Trump’s Supreme Court nomination
On Saturday, President Donald Trump nominated his pick for the Supreme Court, selecting Judge Amy Coney Barrett for the seat. Barret is currently the circuit judge on the U.S. Court of Appeals for the Seventh Circuit.
This nomination comes after the passing of women’s rights pioneer Ruth Bader Ginsburg. Barrett, a 48 year old republican and well-known Catholic would be the 3rd judge appointed by the Trump administration in his first term as president of the United States.
This nomination comes in an election year; a choice that does not follow precedent in the Supreme Court. In 2016 former president Barack Obama nominated Judge Merick Garland for a vacant seat in the Supreme Court, but Senator Mitch McConnell blocked the nomination, citing the precedent that justices would not be elected in an election year. Republicans will now hold the majority in both the Senate and the Supreme Court.
House democrats warn that the selection of Barrett will pose a threat to both Roe v. Wade, a case that legalized abortion in the country. Barrett has previously spoken out against those decisions, and served as a clerk for former Supreme Court Justice Antonin Scalia, who held similar views.
In the previous 5-4 conservative majority, one vote could swing a decision if a conservative judge voted in favor of a more progressive decision. With a 6-3 majority, that scenario is far less likely.
The nomination will be voted on in the Senate by the end of October. Hearings will begin on Oct. 12, and the voting process will be finalized in the week following as Republicans will look to move quickly ahead of the presidential election.

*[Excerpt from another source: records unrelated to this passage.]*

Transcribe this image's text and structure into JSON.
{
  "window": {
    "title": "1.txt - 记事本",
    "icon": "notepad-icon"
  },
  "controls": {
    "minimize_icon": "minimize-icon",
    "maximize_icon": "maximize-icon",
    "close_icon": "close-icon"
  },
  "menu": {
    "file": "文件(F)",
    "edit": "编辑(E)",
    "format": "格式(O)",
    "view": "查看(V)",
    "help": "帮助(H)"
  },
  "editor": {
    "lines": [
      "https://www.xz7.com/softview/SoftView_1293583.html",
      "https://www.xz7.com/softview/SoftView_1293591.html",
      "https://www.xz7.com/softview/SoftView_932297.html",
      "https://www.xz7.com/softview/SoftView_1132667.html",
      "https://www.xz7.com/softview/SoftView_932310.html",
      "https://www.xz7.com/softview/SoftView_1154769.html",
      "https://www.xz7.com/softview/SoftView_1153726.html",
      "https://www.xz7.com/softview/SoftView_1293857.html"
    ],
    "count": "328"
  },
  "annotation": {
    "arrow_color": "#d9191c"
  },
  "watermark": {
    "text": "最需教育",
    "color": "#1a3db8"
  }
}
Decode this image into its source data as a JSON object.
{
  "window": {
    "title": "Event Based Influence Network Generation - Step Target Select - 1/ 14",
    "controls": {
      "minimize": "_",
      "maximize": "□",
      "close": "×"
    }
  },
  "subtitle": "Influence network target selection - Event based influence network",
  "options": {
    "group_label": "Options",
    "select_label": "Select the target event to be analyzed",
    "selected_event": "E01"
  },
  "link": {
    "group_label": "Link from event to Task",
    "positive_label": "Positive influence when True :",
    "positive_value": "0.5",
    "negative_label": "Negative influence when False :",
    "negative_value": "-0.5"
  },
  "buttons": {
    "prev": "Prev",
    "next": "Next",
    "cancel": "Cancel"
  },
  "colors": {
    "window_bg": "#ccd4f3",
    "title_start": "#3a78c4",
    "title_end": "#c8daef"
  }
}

Trump had previously promised his supporters to overturn Roe v. Wade by appointing justices who would do so, and this would give him that opportunity.
Rival candidate Joe Biden has urged the Senate to hold off on appointing a new Supreme Court judge until the election is over. In a story by the Associated Press, Biden urges to “let the people decide” who they want leading the country in November before a lifelong role as Justice of the Supreme Court is selected.
The ongoing pandemic and divisive political landscape ahead of that election should be prioritized first, according to Biden.
House Speaker Nancy Pelosi also believes Trump and Republicans are moving too quickly to secure their majority. Democrats also fear of a mounting battle for the Affordable Care Act.
If the current administration proceeds with a Republican Supreme Court nominee, they will have the leverage they need to adjust or repeal the act altogether if Trump moves on to a second term of his presidency.